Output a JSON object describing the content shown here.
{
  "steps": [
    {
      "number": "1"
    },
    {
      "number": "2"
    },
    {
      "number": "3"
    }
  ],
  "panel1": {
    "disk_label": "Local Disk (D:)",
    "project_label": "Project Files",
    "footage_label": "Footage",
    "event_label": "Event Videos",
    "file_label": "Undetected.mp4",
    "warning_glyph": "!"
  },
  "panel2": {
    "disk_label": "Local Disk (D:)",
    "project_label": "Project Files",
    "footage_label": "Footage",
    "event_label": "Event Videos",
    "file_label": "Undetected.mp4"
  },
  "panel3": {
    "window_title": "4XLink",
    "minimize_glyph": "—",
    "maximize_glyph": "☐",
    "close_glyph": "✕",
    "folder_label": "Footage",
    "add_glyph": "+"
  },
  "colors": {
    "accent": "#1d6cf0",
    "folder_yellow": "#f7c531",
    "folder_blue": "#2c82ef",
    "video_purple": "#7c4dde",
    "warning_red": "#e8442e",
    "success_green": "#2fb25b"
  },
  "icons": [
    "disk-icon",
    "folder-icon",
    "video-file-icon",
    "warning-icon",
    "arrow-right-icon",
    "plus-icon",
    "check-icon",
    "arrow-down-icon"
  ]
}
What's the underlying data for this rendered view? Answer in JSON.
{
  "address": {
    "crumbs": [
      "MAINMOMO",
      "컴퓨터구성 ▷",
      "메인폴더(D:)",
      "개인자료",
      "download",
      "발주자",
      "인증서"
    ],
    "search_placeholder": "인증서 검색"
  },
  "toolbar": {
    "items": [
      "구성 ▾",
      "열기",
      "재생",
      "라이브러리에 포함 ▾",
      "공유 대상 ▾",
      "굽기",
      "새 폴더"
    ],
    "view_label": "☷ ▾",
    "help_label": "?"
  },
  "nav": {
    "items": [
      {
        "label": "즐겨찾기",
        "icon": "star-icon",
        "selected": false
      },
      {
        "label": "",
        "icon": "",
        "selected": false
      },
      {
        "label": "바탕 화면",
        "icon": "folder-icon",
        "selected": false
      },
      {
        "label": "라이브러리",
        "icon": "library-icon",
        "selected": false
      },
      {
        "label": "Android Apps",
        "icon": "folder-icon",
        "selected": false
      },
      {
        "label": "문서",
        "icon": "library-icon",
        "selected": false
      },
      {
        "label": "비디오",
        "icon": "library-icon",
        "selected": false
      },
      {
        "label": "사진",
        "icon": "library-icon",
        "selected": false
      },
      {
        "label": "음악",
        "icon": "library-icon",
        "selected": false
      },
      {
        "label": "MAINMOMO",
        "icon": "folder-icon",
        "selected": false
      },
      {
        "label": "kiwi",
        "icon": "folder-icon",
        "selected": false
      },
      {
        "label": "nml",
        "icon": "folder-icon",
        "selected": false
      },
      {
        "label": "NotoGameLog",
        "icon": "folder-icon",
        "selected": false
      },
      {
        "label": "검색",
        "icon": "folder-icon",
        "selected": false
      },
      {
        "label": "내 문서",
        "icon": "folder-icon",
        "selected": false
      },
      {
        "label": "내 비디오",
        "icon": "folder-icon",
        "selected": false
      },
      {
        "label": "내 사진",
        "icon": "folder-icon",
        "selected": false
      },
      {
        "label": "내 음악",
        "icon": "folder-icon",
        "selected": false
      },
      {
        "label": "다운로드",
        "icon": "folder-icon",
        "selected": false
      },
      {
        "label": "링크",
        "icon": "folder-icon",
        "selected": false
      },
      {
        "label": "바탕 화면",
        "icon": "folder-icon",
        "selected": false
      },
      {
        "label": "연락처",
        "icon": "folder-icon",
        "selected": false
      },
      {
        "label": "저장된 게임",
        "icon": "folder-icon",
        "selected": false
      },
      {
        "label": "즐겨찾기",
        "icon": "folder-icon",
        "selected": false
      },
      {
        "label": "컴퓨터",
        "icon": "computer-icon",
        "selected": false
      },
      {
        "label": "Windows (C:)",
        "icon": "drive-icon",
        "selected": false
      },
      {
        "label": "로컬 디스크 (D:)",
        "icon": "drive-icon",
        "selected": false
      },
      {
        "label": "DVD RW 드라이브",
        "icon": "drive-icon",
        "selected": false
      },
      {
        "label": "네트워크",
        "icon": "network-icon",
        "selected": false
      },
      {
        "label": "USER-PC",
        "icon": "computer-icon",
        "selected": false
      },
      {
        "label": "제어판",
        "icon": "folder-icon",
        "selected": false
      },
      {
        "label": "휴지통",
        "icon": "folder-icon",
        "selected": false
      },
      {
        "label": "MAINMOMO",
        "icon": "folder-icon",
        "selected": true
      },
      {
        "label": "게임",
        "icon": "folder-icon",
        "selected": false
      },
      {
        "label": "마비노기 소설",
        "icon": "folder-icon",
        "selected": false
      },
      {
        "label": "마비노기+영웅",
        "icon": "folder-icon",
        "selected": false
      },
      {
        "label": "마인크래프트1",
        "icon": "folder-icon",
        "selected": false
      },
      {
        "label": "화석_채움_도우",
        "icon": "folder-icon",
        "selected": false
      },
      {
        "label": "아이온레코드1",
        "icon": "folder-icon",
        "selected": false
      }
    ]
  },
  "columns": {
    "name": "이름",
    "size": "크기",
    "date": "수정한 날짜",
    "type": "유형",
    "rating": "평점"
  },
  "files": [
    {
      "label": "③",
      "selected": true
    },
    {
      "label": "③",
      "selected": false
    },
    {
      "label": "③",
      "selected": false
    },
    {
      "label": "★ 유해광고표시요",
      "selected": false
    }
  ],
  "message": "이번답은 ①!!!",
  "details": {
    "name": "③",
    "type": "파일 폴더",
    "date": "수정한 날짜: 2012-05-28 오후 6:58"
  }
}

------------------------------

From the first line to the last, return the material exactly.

Output a JSON object describing the content shown here.
{
  "steps": [
    {
      "number": "1"
    },
    {
      "number": "2"
    },
    {
      "number": "3"
    }
  ],
  "panel1": {
    "disk_label": "Local Disk (D:)",
    "project_label": "Project Files",
    "footage_label": "Footage",
    "event_label": "Event Videos",
    "file_label": "Undetected.mp4",
    "warning_glyph": "!"
  },
  "panel2": {
    "disk_label": "Local Disk (D:)",
    "project_label": "Project Files",
    "footage_label": "Footage",
    "event_label": "Event Videos",
    "file_label": "Undetected.mp4"
  },
  "panel3": {
    "window_title": "4XLink",
    "minimize_glyph": "—",
    "maximize_glyph": "☐",
    "close_glyph": "✕",
    "folder_label": "Footage",
    "add_glyph": "+"
  },
  "colors": {
    "accent": "#1d6cf0",
    "folder_yellow": "#f7c531",
    "folder_blue": "#2c82ef",
    "video_purple": "#7c4dde",
    "warning_red": "#e8442e",
    "success_green": "#2fb25b"
  },
  "icons": [
    "disk-icon",
    "folder-icon",
    "video-file-icon",
    "warning-icon",
    "arrow-right-icon",
    "plus-icon",
    "check-icon",
    "arrow-down-icon"
  ]
}
What's the underlying data for this rendered view? Answer in JSON.
{
  "address": {
    "crumbs": [
      "MAINMOMO",
      "컴퓨터구성 ▷",
      "메인폴더(D:)",
      "개인자료",
      "download",
      "발주자",
      "인증서"
    ],
    "search_placeholder": "인증서 검색"
  },
  "toolbar": {
    "items": [
      "구성 ▾",
      "열기",
      "재생",
      "라이브러리에 포함 ▾",
      "공유 대상 ▾",
      "굽기",
      "새 폴더"
    ],
    "view_label": "☷ ▾",
    "help_label": "?"
  },
  "nav": {
    "items": [
      {
        "label": "즐겨찾기",
        "icon": "star-icon",
        "selected": false
      },
      {
        "label": "",
        "icon": "",
        "selected": false
      },
      {
        "label": "바탕 화면",
        "icon": "folder-icon",
        "selected": false
      },
      {
        "label": "라이브러리",
        "icon": "library-icon",
        "selected": false
      },
      {
        "label": "Android Apps",
        "icon": "folder-icon",
        "selected": false
      },
      {
        "label": "문서",
        "icon": "library-icon",
        "selected": false
      },
      {
        "label": "비디오",
        "icon": "library-icon",
        "selected": false
      },
      {
        "label": "사진",
        "icon": "library-icon",
        "selected": false
      },
      {
        "label": "음악",
        "icon": "library-icon",
        "selected": false
      },
      {
        "label": "MAINMOMO",
        "icon": "folder-icon",
        "selected": false
      },
      {
        "label": "kiwi",
        "icon": "folder-icon",
        "selected": false
      },
      {
        "label": "nml",
        "icon": "folder-icon",
        "selected": false
      },
      {
        "label": "NotoGameLog",
        "icon": "folder-icon",
        "selected": false
      },
      {
        "label": "검색",
        "icon": "folder-icon",
        "selected": false
      },
      {
        "label": "내 문서",
        "icon": "folder-icon",
        "selected": false
      },
      {
        "label": "내 비디오",
        "icon": "folder-icon",
        "selected": false
      },
      {
        "label": "내 사진",
        "icon": "folder-icon",
        "selected": false
      },
      {
        "label": "내 음악",
        "icon": "folder-icon",
        "selected": false
      },
      {
        "label": "다운로드",
        "icon": "folder-icon",
        "selected": false
      },
      {
        "label": "링크",
        "icon": "folder-icon",
        "selected": false
      },
      {
        "label": "바탕 화면",
        "icon": "folder-icon",
        "selected": false
      },
      {
        "label": "연락처",
        "icon": "folder-icon",
        "selected": false
      },
      {
        "label": "저장된 게임",
        "icon": "folder-icon",
        "selected": false
      },
      {
        "label": "즐겨찾기",
        "icon": "folder-icon",
        "selected": false
      },
      {
        "label": "컴퓨터",
        "icon": "computer-icon",
        "selected": false
      },
      {
        "label": "Windows (C:)",
        "icon": "drive-icon",
        "selected": false
      },
      {
        "label": "로컬 디스크 (D:)",
        "icon": "drive-icon",
        "selected": false
      },
      {
        "label": "DVD RW 드라이브",
        "icon": "drive-icon",
        "selected": false
      },
      {
        "label": "네트워크",
        "icon": "network-icon",
        "selected": false
      },
      {
        "label": "USER-PC",
        "icon": "computer-icon",
        "selected": false
      },
      {
        "label": "제어판",
        "icon": "folder-icon",
        "selected": false
      },
      {
        "label": "휴지통",
        "icon": "folder-icon",
        "selected": false
      },
      {
        "label": "MAINMOMO",
        "icon": "folder-icon",
        "selected": true
      },
      {
        "label": "게임",
        "icon": "folder-icon",
        "selected": false
      },
      {
        "label": "마비노기 소설",
        "icon": "folder-icon",
        "selected": false
      },
      {
        "label": "마비노기+영웅",
        "icon": "folder-icon",
        "selected": false
      },
      {
        "label": "마인크래프트1",
        "icon": "folder-icon",
        "selected": false
      },
      {
        "label": "화석_채움_도우",
        "icon": "folder-icon",
        "selected": false
      },
      {
        "label": "아이온레코드1",
        "icon": "folder-icon",
        "selected": false
      }
    ]
  },
  "columns": {
    "name": "이름",
    "size": "크기",
    "date": "수정한 날짜",
    "type": "유형",
    "rating": "평점"
  },
  "files": [
    {
      "label": "③",
      "selected": true
    },
    {
      "label": "③",
      "selected": false
    },
    {
      "label": "③",
      "selected": false
    },
    {
      "label": "★ 유해광고표시요",
      "selected": false
    }
  ],
  "message": "이번답은 ①!!!",
  "details": {
    "name": "③",
    "type": "파일 폴더",
    "date": "수정한 날짜: 2012-05-28 오후 6:58"
  }
}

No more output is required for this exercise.